What are the pitfalls of sharing?

First and foremost: If you don't have realistic expectations of achieving the roadmap, it will always be a problem. See this article for more discussion
  • Angry customers: Once any communication has been shared, there is the risk of disappointment. There are ways to mitigate this through careful communication and updates, but no way to prevent it.
  • Inability to recognize revenue: In many situations, revenue recognition must be deferred on new sales if a meaningful future feature has been disclosed to a customer. The theory is that if they purchased based on the future promise, the revenue cannot be recognized until and unless that feature is delivered. Unmanaged, this can be disastrous to the business.
  • Non renewal: In the SaaS world, constant improvement is expected. When roadmaps are shared and they don't meet expectations - on features or time - customers may look elsewhere and they might not even tell you.

Saturday, August 2, 2014

How do you really spot a good manager?

I recently read a great article on what makes for a good manager. I found myself in complete agreement and probably can't do better myself, so I'll let you read it directly:

The biggest thing I can emphasize are three of his points regarding how to make sure you are working for a good manager:
  1. Pronoun choice. First person singular is a warning sign. Plural is encouragement. This one isn't an absolute but I've found it to be an incredibly high correlation.
  2. Ask about management style in the interview. I've found every boss I've done that with - and had a good conversation about it - turned out to be a good boss and it facilitated our eventual working relationship
  3. The openness to hire people with greater potential and/or skills than themselves and not worry about it. This one is one of the best signs available. I once had a hiring manager explicitly say that he was "hiring his replacement". He had no immediate plans. But he knew that a) someone capable of doing his job (soon) would do the job at hand well with minimal supervision b) having a replacement made it easier for him to get promoted himself. Both were true.

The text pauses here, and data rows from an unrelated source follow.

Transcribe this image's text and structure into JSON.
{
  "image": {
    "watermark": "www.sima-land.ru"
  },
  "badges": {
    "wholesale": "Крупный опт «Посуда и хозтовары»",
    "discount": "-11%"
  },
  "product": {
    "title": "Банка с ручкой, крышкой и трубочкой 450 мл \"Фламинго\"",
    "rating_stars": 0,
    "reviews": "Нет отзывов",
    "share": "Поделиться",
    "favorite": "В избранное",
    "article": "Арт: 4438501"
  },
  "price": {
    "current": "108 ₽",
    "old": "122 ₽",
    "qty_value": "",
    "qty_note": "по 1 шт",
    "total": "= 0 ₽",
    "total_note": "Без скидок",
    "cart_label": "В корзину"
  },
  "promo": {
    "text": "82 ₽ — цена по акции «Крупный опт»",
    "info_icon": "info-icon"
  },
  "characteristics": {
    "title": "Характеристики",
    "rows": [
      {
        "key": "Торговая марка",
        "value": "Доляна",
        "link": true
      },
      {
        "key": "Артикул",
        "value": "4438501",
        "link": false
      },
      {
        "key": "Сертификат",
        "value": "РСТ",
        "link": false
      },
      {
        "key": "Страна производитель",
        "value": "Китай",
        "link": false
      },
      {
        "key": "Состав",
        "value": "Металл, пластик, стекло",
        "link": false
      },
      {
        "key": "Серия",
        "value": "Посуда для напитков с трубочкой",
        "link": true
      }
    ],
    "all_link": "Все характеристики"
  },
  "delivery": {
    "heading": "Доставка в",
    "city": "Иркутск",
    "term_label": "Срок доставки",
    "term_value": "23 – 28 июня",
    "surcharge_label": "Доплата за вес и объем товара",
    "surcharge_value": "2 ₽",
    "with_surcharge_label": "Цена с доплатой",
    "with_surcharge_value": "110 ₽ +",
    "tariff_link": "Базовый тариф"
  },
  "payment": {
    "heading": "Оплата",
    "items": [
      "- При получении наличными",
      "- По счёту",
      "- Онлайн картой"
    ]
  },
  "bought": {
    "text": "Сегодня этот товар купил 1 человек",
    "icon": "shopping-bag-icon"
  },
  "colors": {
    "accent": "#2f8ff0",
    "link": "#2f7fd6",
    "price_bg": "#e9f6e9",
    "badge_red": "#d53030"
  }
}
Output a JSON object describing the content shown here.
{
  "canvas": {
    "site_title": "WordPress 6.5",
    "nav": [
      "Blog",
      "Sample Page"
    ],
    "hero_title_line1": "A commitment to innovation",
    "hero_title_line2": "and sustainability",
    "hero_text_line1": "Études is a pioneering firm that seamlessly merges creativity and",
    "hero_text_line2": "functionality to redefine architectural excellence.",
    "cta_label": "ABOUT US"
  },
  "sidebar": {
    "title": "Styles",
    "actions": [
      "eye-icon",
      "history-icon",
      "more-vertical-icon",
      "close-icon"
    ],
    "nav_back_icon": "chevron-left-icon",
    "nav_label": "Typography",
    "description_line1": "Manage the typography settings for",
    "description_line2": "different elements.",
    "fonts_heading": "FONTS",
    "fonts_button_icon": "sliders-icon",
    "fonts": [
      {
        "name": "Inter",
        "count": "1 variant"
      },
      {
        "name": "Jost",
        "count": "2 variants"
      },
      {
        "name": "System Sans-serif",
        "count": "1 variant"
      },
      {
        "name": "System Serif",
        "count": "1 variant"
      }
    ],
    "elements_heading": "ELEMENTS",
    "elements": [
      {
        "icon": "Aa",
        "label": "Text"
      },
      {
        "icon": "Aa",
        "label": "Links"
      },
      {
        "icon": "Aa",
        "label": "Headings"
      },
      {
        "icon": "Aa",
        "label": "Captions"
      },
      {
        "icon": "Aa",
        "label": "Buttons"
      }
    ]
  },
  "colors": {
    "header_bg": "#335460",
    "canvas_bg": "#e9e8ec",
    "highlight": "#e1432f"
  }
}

Wednesday, May 1, 2013

Do you need to be an engineer to be a technology PM?

Of course not! But you do have to grok technological issues.

Many non PM hiring managers get wrapped up in this one. Particularly challenged is the engineer wo has evolved to a management role and who is tasked with hiring his/her first product manager. But it applies to many others as well.

To some extent, it is a false question. It presupposes what the PM should be doing. Good Product Management is about determining the "what" should be done:

  • Listening: To customers, the market, the business, sales, analysts, anyone relevant
  • Understanding the possible: What will your technology allow. What's easy, hard, cheap, expensive. What will people pay for and how.
  • Synthesis: Taking uncoordinated input and bringing it together into a strategy that can be built and sold
PM should not focus on the "how" it should be done. Do not try to:
  • Drive technology choice: Unless it is part of what the customer needs, which technology to use is not the PM's job. 
  • Data models, tool frameworks and other implementation decisions, unless it directly impacts the customer-facing results
There ARE exceptions. Sometimes the product itself is sufficiently technical that aspects of 'how' it is implemented are part of the definition of 'what'. The best example of this I've dealt with is when the product is an API. In such a case it may be completely relevant to the PM's role to define specific parameters of input and expected output because these things define what will be delivered to the consumers who happen to be engineers. I coined a term for this in the What vs How world: It is a "Specific What"

Funny story: I even remember a time when ALL Intel job postings had "EE/MSCS" in the requirements. This was true for even pure, outbound (i.e. 'Intel Inside') marketing positions. After I snuck in, I told people that I was a 'single E' (Econ major). Whether they were amused or confused told me a lot about them.